* What to do:
Copy out each line of the data that holds the word "place".

--- Data extract Enclosed Below ---

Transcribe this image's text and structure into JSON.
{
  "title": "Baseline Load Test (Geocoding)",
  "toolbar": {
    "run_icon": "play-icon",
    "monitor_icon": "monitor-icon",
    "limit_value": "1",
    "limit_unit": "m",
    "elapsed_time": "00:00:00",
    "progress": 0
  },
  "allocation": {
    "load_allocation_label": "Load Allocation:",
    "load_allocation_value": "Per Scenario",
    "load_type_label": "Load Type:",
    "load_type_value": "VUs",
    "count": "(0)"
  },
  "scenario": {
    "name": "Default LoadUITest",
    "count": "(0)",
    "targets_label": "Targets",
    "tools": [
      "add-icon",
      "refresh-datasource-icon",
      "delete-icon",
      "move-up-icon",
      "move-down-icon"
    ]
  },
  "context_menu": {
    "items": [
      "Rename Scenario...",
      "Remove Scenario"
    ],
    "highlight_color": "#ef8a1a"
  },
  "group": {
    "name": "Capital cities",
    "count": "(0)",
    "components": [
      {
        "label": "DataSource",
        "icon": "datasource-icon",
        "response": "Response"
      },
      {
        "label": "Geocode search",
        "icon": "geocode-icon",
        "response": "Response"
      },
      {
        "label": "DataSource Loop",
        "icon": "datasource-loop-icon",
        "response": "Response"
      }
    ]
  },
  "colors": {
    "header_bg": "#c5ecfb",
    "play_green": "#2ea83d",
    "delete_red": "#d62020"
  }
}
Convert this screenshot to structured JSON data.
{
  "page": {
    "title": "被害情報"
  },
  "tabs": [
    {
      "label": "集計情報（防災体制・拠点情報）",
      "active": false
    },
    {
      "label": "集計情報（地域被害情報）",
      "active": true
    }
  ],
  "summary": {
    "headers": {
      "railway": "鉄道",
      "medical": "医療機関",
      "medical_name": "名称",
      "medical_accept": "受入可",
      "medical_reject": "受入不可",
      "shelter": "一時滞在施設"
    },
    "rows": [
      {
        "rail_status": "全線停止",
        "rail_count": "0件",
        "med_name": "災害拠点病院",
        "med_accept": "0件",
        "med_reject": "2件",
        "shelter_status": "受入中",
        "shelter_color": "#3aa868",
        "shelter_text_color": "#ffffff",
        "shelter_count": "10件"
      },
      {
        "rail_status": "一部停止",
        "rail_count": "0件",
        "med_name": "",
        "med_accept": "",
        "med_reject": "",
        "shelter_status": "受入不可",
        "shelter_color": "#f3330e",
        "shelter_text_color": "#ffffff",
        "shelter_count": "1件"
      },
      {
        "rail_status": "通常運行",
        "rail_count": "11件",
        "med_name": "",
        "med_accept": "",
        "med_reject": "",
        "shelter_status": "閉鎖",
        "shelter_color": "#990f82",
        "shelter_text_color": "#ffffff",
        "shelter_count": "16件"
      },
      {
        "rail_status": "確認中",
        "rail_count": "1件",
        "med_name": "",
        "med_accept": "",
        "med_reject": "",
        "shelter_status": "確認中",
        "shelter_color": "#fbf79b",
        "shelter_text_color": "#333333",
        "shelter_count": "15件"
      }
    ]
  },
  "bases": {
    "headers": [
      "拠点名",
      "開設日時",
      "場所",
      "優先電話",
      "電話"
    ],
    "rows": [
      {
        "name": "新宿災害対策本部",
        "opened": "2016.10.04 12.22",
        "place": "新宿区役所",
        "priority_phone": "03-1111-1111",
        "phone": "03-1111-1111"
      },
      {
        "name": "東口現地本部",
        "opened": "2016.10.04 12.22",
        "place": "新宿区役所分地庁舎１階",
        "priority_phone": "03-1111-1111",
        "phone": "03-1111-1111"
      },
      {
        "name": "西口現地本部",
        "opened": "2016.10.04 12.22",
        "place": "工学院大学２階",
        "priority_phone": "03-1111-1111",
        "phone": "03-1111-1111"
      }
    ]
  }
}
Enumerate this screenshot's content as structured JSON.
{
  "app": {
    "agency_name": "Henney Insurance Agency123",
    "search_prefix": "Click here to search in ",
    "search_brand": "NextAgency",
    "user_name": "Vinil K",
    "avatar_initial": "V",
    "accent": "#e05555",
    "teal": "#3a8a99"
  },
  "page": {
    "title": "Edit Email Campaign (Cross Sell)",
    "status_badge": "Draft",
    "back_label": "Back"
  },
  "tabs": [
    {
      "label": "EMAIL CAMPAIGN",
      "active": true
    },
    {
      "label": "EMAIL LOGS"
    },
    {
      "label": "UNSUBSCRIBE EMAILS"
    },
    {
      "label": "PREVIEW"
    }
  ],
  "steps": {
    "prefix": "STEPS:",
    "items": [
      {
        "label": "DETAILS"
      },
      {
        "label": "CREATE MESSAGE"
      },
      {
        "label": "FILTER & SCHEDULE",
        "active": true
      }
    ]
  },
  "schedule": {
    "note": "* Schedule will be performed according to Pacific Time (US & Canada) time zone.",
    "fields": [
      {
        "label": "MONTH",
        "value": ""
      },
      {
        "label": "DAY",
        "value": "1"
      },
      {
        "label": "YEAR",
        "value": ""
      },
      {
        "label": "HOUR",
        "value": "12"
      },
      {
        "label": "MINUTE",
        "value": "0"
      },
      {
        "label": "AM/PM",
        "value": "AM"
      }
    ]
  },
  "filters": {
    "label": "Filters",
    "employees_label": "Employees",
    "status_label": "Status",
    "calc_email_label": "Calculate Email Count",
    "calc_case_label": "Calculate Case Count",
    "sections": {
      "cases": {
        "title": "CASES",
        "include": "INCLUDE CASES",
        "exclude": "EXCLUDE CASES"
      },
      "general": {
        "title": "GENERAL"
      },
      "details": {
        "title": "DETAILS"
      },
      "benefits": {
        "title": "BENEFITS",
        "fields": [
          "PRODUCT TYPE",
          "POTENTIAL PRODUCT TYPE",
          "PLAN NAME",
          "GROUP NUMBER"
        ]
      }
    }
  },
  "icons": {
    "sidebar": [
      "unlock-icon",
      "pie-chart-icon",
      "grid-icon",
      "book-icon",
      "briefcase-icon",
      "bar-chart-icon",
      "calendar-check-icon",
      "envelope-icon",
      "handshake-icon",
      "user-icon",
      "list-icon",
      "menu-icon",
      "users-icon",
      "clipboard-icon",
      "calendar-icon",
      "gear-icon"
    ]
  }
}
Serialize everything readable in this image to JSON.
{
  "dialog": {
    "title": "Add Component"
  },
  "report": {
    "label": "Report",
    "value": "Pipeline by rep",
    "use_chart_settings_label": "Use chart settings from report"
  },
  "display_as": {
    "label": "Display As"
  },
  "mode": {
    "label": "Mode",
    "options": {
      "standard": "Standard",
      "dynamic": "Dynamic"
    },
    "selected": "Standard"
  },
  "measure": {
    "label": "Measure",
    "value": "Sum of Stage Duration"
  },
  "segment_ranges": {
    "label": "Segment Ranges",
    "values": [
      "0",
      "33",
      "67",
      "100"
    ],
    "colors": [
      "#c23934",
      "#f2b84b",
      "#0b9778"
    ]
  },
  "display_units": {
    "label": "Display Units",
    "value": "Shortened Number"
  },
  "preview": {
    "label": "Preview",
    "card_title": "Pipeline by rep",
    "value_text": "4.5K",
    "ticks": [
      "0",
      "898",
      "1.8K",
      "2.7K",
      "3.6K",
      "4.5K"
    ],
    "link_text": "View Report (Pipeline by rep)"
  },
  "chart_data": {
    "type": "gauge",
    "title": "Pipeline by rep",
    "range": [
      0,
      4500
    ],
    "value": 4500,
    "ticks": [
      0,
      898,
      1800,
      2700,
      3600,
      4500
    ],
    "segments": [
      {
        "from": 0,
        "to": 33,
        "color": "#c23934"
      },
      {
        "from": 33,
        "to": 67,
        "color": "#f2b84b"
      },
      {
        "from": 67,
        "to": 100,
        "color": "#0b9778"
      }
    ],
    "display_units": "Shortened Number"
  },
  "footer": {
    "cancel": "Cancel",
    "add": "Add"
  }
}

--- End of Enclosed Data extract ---

* Result:
        "place": "新宿区役所",
        "place": "新宿区役所分地庁舎１階",
        "place": "工学院大学２階",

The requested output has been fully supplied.